    * Article titles in AMA citation format should be in sentence-case
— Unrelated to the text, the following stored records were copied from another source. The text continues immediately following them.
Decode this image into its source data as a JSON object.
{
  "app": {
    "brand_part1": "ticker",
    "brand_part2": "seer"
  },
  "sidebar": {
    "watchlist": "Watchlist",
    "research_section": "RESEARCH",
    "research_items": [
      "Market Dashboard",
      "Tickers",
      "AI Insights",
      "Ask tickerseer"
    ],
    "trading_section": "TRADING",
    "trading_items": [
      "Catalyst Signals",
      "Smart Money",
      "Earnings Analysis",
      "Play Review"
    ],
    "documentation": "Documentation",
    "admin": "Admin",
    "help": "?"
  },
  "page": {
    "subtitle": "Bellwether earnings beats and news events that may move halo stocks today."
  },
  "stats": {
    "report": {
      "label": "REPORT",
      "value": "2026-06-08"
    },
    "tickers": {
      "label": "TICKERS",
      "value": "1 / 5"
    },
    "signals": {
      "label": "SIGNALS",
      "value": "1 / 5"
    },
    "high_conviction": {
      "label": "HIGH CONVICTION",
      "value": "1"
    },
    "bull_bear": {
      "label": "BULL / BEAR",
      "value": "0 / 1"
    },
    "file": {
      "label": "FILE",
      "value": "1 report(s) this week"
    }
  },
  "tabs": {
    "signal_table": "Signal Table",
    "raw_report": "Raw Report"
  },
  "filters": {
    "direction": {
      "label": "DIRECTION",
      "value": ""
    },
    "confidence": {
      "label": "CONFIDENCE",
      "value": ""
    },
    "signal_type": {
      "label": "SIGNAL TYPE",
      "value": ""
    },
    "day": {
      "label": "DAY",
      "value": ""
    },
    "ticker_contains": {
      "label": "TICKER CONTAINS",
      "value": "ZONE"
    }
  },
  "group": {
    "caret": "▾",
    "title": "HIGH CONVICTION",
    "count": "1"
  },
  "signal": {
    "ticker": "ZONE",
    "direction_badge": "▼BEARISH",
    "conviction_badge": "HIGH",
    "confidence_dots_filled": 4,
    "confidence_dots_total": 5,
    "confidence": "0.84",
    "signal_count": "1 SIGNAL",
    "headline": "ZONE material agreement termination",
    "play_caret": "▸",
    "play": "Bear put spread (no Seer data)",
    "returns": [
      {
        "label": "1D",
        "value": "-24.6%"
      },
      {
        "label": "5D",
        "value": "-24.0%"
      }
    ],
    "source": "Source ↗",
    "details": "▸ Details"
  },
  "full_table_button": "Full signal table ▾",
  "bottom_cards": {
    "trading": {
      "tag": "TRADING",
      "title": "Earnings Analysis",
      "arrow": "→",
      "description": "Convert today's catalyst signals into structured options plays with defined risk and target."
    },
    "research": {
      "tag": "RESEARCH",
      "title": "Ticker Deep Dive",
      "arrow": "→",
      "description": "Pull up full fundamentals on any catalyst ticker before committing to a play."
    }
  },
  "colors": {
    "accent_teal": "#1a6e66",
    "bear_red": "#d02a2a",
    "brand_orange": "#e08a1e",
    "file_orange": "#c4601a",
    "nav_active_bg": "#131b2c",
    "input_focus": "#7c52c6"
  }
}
    TY - JOUR T1 - Tolerance and cross-tolerance to neurocognitive effects of THC and alcohol in heavy cannabis users. AU - Ramaekers,Johannes G, AU - Theunissen,Eef L, AU - de Brouwer,Marjolein, AU - Toennes,Stefan W, AU - Moeller,Manfred R, AU - Kauert,Gerhold, Y1 - 2010/10/30/ PY - 2010/07/13/received PY - 2010/10/01/accepted PY - 2010/11/5/entrez PY - 2010/11/5/pubmed PY - 2011/6/29/medline SP - 391 EP - 401 JF - Psychopharmacology JO - Psychopharmacology (Berl.) VL - 214 IS - 2 N2 - INTRODUCTION: Previous research has shown that heavy cannabis users develop tolerance to the impairing effects of Δ9-tetrahydrocannabinol (THC) on neurocognitive functions. Animal studies suggest that chronic cannabis consumption may also produce cross-tolerance for the impairing effects of alcohol, but supportive data in humans is scarce. PURPOSE: The present study was designed to assess tolerance and cross-tolerance to the neurocognitive effects of THC and alcohol in heavy cannabis users. METHODS: Twenty-one heavy cannabis users participated in a double-blind, placebo-controlled, three-way study. Subjects underwent three alcohol-dosing conditions that were designed to achieve a steady blood alcohol concentration of about 0, 0.5, and 0.7 mg/ml during a 5-h time window. In addition, subjects smoked a THC cigarette (400 μg/kg) at 3 h post-onset of alcohol dosing during every alcohol condition. Performance tests were conducted repeatedly between 0 and 7 h after onset of drinking and included measures of perceptual motor control (critical tracking task), dual task processing (divided-attention task), motor inhibition (stop-signal task), and cognition (Tower of London). RESULTS: Alcohol significantly impaired critical tracking, divided attention, and stop-signal performance. THC generally did not affect task performance. However, combined effects of THC and alcohol on divided attention were bigger than those by alcohol alone. CONCLUSION: In conclusion, the present study generally confirms that heavy cannabis users develop tolerance to the impairing effects of THC on neurocognitive task performance. Yet, heavy cannabis users did not develop cross-tolerance to the impairing effects of alcohol, and the presence of the latter even selectively potentiated THC effects on measures of divided attention. SN - 1432-2072 UR - https://www.unboundmedicine.com/medline/citation/21049267/Tolerance_and_cross_tolerance_to_neurocognitive_effects_of_THC_and_alcohol_in_heavy_cannabis_users_ L2 - https://dx.doi.org/10.1007/s00213-010-2042-1 DB - PRIME DP - Unbound Medicine ER -